Some resources that helped me:
Gradually, and pretty quickly I might add, I started to find myself again. I didn’t just feel like a watered down version of myself. I felt like ME.
It has been almost two months since the last pill, and finding the inner strength to manage my anxiety–especially the lows, has proven to me that I can always find the light for myself when it seems like I’m immersed in darkness. I am strong enough to deal with everyday stressors and I am also human and can have a bad day. We are all entitled to it. So yes, the beach life is treating us well but the “happy” you see is more than that. My head is clear, my emotions are back, and I am so much better for it. The smile is REAL.
r e a l i z a t i o n + r e f l e c t i o n
I realize that suppressing symptoms is like turning off the fire alarm – it might stop making noise, but the fire is still the same.
I realize your body continually gives you the signs and/or symptoms to reveal your state of health.
I realized that suppressing the symptom does not suppress its generator – it does suppress your body awareness and the message its trying to send you. My body was giving me a clear message that I could handle it on my own.
I rediscovered that if I am dealing with a reoccurring symptom, it is not present for no reason.
I have rediscovered the faithfulness of the Lord in my life.
I have realized that my body was asking for support on a deeper level and I learned how to listen.
I realize that when you go through hard things, even though you may feel like you are going into battle without armor, He is ALWAYS providing that armor.
I realize, I feel the strongest I have in a long time. I know the change of location for us was key but being free from medication was the final piece.
And when I think I did this all on my own, I realize the village that helped me reach my best. I also realize God did this. It puts a smile on my face.
T O Y O U
This is hope. Even if you don’t have the same journey or story, know that there is hope. God is in control, nobody else. Advocate for yourself. Write your story. You’re worth it. Once you take control, nobody can take that away from you. When you start to live for YOU, the narrative changes because it’s just that, YOURS.

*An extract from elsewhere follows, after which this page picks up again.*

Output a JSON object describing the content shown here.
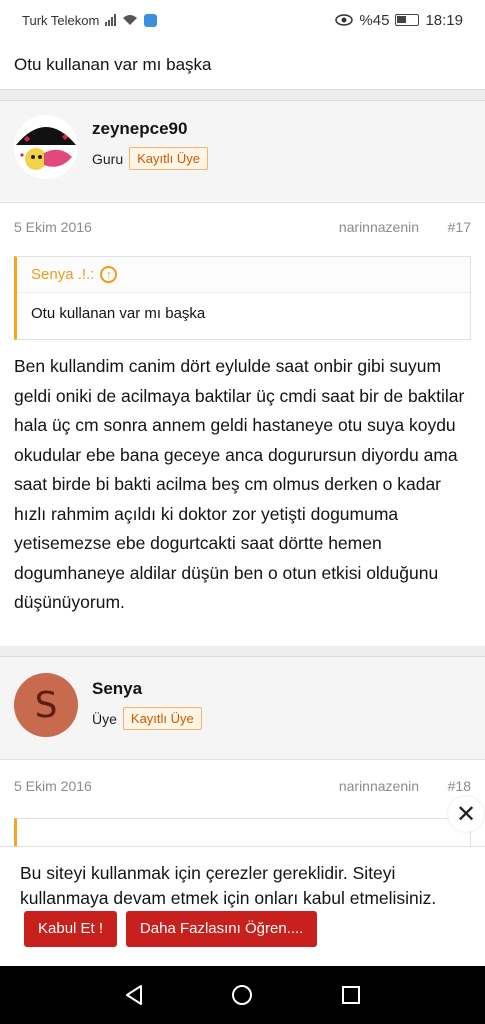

Your journey is ever changing.
Let’s help each other be honest about it because
behind all of the pretty Instagram squares – there is a STORY